Jonathan Reed has written a critique of that form of biblical scholarship which is primarily text-centered and where exegesis is the main goal. What is needed instead is not just an awareness of more more artifacts, but an examination of the material culture that impinge upon Christian origins. Reed sees the real value of archaeology as being able to reconstruct the social world of Jesus and his followers.
In Part One, Reed considers the identity of the Galileans. They are not descendants of Israelites of the Northern Kingdom; there is an absence of settlements for over a century after the conquest of Tiglath-pileser. They are not Itureans; signs of their settlements may be found in adjacent areas but not in Galilee. The Galileans are primarily Jews; they settled Galilee during the Hasmonean period and used the same domestic space (artifacts and the like) as found in Judea.
Some implications for the Jesus tradition are obvious. The teachings of Jesus cannot be seen as some sort of Galilean Judaism over and against some sort of Judean Judaism. Likewise passages in Q which are supposedly based upon northern tradi-tions cannot be an attempt at reviving centuries old Israelite traditions.
Part Two focuses on two cities: Sepphoris and Capernaum. Though not mentioned in the Bible, Sepphoris is often used by biblical scholars to explain an influence of Hellenistic culture (such as Jesus' use of the word "hypocrite"). However most of the Hellenization of Sepphoris came after the time of Jesus. Much attention has been given to the house of Peter at Capernaum.

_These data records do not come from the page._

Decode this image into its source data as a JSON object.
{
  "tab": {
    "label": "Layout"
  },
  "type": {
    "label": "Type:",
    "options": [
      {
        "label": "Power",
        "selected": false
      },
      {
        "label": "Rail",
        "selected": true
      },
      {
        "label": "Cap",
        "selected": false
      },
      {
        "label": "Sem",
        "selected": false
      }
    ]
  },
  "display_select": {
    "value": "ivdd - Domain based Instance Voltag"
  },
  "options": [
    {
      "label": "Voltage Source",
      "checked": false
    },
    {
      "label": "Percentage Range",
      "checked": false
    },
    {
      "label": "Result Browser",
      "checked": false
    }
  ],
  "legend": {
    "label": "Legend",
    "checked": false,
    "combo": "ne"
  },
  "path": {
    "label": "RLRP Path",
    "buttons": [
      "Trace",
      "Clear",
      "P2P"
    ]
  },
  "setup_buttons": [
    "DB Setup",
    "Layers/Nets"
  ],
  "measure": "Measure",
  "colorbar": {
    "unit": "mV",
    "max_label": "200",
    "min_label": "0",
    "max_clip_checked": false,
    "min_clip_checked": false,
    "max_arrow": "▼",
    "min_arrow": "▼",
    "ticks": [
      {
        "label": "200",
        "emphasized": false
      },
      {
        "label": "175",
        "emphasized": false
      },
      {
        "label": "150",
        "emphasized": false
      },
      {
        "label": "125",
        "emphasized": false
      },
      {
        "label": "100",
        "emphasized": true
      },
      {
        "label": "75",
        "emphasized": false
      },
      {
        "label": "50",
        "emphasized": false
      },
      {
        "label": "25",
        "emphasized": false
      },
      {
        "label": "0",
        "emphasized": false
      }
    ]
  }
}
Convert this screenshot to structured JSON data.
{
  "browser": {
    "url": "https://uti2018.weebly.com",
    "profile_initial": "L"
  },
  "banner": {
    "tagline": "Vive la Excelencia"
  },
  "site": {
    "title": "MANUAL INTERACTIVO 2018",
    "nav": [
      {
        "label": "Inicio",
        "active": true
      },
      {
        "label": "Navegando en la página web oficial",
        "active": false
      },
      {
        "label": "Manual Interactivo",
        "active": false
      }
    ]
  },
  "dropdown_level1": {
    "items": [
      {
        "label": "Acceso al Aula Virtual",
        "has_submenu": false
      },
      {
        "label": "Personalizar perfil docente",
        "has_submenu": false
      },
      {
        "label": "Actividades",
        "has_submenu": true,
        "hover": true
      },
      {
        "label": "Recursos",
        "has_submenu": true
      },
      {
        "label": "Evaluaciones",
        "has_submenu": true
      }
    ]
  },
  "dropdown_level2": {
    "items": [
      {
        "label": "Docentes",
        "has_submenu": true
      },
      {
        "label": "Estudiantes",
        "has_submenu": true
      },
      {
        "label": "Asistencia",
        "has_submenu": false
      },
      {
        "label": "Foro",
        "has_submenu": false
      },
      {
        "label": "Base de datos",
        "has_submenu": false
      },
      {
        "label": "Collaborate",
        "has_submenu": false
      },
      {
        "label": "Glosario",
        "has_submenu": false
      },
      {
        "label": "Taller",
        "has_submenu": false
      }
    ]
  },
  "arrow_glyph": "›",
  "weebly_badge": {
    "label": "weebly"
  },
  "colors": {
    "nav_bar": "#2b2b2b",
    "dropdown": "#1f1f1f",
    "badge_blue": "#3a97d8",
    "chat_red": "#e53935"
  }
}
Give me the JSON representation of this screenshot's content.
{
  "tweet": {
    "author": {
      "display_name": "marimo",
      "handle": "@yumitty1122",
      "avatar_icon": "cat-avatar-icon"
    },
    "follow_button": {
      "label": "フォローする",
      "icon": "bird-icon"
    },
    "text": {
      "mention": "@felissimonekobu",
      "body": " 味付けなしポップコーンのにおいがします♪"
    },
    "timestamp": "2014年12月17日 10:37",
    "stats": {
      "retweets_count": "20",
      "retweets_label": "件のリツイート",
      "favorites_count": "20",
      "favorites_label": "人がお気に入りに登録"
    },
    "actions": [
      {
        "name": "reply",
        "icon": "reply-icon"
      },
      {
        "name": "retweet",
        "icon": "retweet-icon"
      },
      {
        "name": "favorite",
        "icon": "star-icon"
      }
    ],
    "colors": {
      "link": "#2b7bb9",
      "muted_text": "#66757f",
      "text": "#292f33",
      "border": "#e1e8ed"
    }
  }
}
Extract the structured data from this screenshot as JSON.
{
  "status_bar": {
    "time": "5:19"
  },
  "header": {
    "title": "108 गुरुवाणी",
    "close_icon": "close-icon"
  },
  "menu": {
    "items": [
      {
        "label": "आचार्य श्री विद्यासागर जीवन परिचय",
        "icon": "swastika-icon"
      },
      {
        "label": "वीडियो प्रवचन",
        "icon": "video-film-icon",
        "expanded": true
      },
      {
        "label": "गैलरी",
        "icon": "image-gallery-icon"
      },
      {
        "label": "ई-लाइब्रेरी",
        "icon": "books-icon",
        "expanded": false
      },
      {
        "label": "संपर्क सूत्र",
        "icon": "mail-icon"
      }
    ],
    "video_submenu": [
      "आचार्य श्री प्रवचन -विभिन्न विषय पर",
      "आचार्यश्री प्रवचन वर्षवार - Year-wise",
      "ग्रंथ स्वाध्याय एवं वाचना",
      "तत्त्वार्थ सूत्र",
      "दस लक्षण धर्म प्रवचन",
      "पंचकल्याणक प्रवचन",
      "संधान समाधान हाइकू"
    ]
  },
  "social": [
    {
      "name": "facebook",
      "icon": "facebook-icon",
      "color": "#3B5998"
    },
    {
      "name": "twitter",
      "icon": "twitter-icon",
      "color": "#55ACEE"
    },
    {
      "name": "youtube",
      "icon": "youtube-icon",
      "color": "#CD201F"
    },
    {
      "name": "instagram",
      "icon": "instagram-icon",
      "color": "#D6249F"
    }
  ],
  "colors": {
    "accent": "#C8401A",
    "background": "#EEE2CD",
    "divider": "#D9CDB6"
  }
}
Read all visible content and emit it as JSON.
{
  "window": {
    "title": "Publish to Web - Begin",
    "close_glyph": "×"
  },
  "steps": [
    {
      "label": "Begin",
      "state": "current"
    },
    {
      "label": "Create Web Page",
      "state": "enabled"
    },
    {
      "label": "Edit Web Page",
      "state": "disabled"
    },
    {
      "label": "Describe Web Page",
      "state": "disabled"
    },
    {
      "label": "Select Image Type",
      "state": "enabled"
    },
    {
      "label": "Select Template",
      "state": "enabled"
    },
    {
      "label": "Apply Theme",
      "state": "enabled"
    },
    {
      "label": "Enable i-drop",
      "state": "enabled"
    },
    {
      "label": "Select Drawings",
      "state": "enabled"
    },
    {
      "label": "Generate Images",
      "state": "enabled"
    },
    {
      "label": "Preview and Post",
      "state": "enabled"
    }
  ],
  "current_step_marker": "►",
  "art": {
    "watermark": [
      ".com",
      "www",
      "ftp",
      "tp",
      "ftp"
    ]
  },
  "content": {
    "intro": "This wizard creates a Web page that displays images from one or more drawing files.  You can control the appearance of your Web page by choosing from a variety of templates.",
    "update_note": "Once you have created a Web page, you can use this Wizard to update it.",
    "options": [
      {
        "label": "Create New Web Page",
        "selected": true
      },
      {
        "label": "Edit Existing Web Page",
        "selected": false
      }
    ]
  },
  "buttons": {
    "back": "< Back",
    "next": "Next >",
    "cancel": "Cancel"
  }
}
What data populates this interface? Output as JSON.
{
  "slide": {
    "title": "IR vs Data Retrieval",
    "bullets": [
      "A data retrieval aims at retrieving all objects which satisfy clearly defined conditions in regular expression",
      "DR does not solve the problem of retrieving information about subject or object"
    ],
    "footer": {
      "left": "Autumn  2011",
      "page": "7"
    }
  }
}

Reed focuses on the large fishing and agricultural village which was on the lower end of the economic scale.
Part Three reverses the methodological sequence of the first two parts. Rather than moving from archaeology to text, Reed moves from text to archaeology. Here Reed is attempting to show how texts fit the Galilean background and how situations in Galilee were worked into the text.
Reed is on target in his critique as evidenced by the misidentification of the Galileans. Also his book is well written and amply footnoted for those who want to know more.
An Outstanding Study Jan 21, 2001
As a serious amateur student of Biblical archeology, especially the Second Temple era, I enthusiastically recommend this book. The author not only brings keen familiarity with the fundaments of Israel archeology, but an unusually rich and wide appreciation of the relevant intersecting Biblical and secular literature. He puts it together with elegant clarity, caution, and moderation, and what rewarded this reader was a picture of Jesus' Galilee more detailed, vivid, plausible, well-grounded and convincing than I have gotten from any other single manuscript on this subject.
A MUST BUY Dec 16, 2000
Reed has provided a very readable guide to understanding the historical Jesus in his actual context. He is an archaeologist who knows how to write stuff that can be understood by any interested reader. Anyone who wants to learn more about the setting of Jesus should have this book.
Wow!! Nov 29, 2000
What an interesting and amazing book!! If you've ever been interested in the context of Jesus' life and teaching then this book is for you. By vividly placing Jesus in the sociological and economic Galilean context Reed (a noted authority on Jesus) brings the gospels to life like never before. Reed bridges the gap between those who are so text centered they are blind to historical realities with the world of the often myopic academic archeologist to fuse a new understanding (if not an entirely new discipline!) of the everyday dynamics of Jesus life and teachings. A must read for anyone seriously interested in a contemporary view of Jesus.